### YOUR GOAL
This exercise calls for every record to be returned exactly, with pictures removed.

··· RECORDS PROVIDED ···

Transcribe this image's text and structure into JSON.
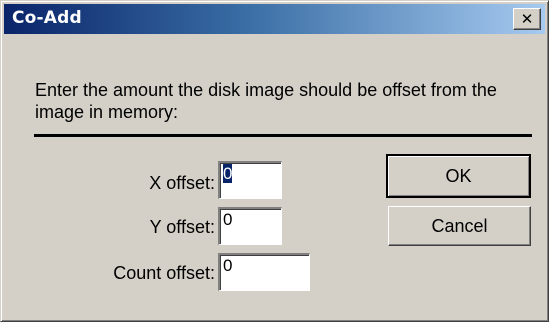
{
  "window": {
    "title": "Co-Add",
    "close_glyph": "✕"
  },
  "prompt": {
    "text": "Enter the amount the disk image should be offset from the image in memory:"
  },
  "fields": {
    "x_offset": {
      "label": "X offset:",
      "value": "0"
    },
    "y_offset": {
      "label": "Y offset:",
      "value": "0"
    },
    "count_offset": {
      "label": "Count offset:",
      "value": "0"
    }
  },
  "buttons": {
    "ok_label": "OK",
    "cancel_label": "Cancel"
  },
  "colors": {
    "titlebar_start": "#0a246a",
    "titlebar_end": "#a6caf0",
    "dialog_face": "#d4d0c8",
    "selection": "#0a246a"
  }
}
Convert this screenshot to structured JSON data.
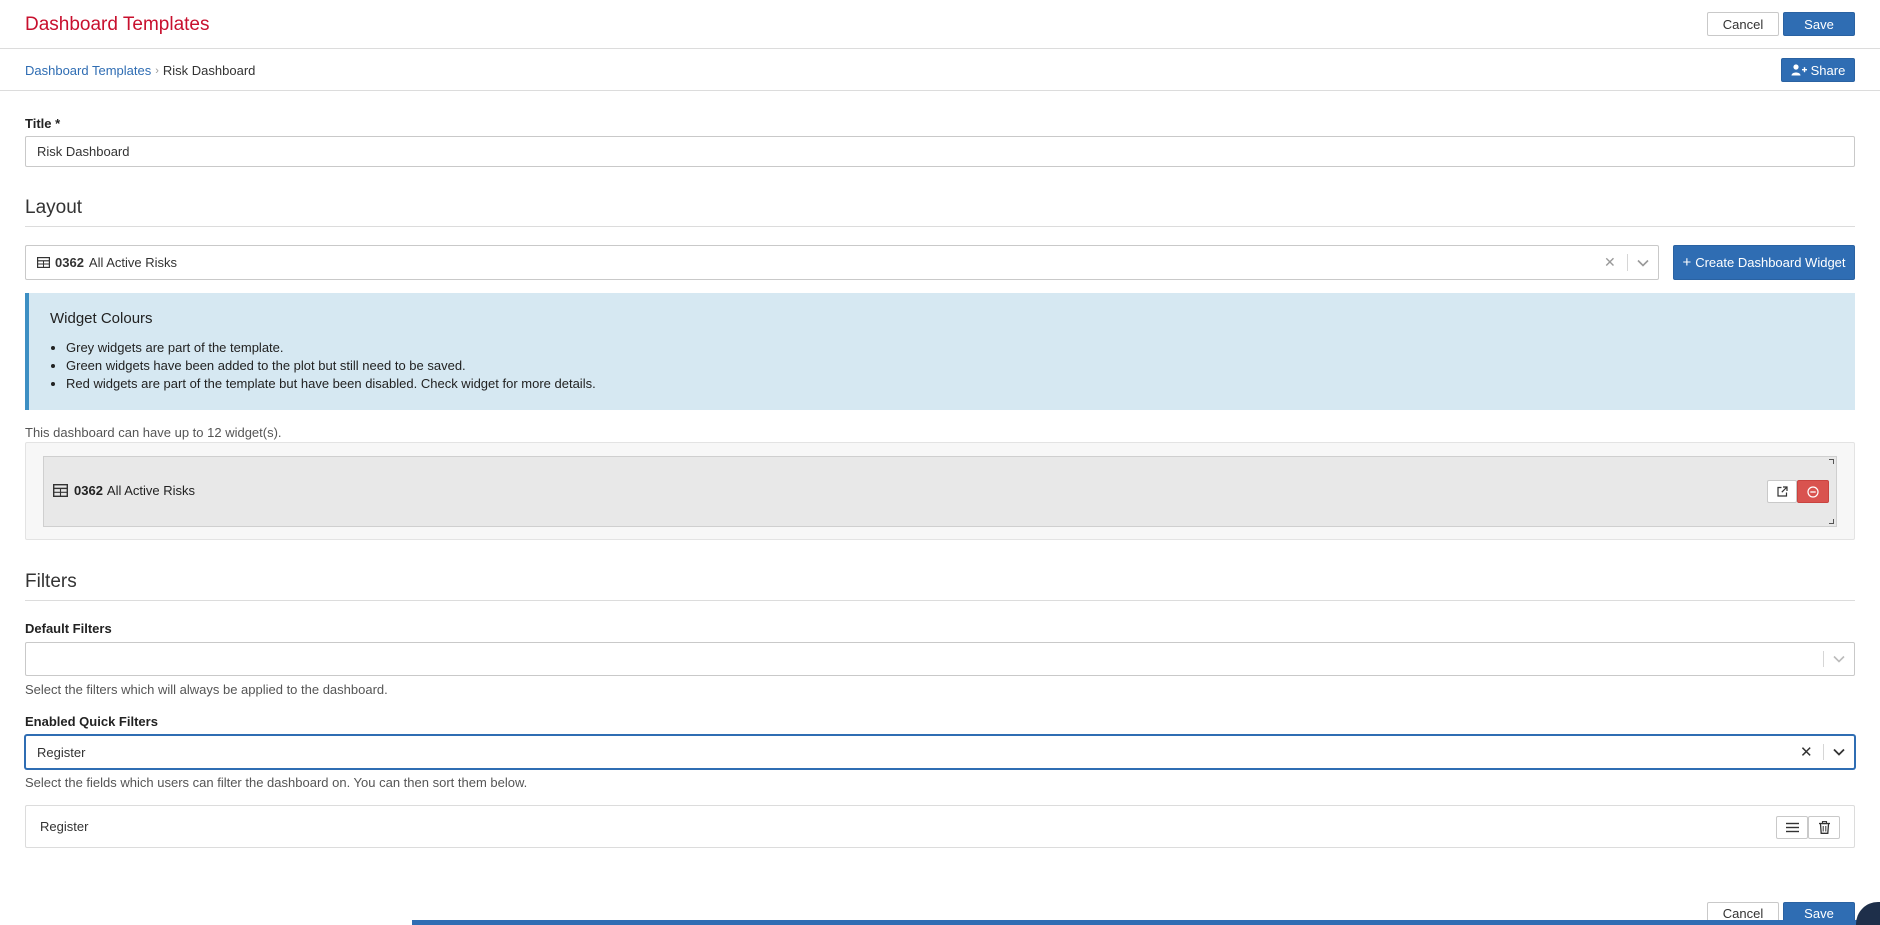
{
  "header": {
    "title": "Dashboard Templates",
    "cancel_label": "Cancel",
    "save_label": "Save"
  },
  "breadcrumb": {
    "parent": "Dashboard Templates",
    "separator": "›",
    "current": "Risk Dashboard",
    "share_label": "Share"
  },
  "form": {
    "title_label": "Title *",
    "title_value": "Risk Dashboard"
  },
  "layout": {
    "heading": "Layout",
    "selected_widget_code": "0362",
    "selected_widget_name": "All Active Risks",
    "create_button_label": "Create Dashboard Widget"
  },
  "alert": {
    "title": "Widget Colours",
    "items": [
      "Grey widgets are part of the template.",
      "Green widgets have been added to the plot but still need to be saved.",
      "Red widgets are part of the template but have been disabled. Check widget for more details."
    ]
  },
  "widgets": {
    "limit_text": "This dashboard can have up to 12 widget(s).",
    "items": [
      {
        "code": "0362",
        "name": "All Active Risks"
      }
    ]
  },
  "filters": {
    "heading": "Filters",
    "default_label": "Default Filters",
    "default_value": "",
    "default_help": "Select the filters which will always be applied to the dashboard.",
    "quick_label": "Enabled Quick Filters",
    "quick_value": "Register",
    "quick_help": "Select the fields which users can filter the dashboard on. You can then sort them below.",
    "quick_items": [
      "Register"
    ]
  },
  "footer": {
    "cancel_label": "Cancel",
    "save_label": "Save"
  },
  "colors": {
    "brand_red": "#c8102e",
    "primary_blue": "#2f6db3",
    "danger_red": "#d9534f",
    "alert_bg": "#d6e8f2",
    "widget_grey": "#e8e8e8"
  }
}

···

### ANSWER FOR THIS EXERCISE
Transcribe this image's text and structure into JSON.
{
  "window": {
    "title": "Co-Add",
    "close_glyph": "✕"
  },
  "prompt": {
    "text": "Enter the amount the disk image should be offset from the image in memory:"
  },
  "fields": {
    "x_offset": {
      "label": "X offset:",
      "value": "0"
    },
    "y_offset": {
      "label": "Y offset:",
      "value": "0"
    },
    "count_offset": {
      "label": "Count offset:",
      "value": "0"
    }
  },
  "buttons": {
    "ok_label": "OK",
    "cancel_label": "Cancel"
  },
  "colors": {
    "titlebar_start": "#0a246a",
    "titlebar_end": "#a6caf0",
    "dialog_face": "#d4d0c8",
    "selection": "#0a246a"
  }
}
Convert this screenshot to structured JSON data.
{
  "header": {
    "title": "Dashboard Templates",
    "cancel_label": "Cancel",
    "save_label": "Save"
  },
  "breadcrumb": {
    "parent": "Dashboard Templates",
    "separator": "›",
    "current": "Risk Dashboard",
    "share_label": "Share"
  },
  "form": {
    "title_label": "Title *",
    "title_value": "Risk Dashboard"
  },
  "layout": {
    "heading": "Layout",
    "selected_widget_code": "0362",
    "selected_widget_name": "All Active Risks",
    "create_button_label": "Create Dashboard Widget"
  },
  "alert": {
    "title": "Widget Colours",
    "items": [
      "Grey widgets are part of the template.",
      "Green widgets have been added to the plot but still need to be saved.",
      "Red widgets are part of the template but have been disabled. Check widget for more details."
    ]
  },
  "widgets": {
    "limit_text": "This dashboard can have up to 12 widget(s).",
    "items": [
      {
        "code": "0362",
        "name": "All Active Risks"
      }
    ]
  },
  "filters": {
    "heading": "Filters",
    "default_label": "Default Filters",
    "default_value": "",
    "default_help": "Select the filters which will always be applied to the dashboard.",
    "quick_label": "Enabled Quick Filters",
    "quick_value": "Register",
    "quick_help": "Select the fields which users can filter the dashboard on. You can then sort them below.",
    "quick_items": [
      "Register"
    ]
  },
  "footer": {
    "cancel_label": "Cancel",
    "save_label": "Save"
  },
  "colors": {
    "brand_red": "#c8102e",
    "primary_blue": "#2f6db3",
    "danger_red": "#d9534f",
    "alert_bg": "#d6e8f2",
    "widget_grey": "#e8e8e8"
  }
}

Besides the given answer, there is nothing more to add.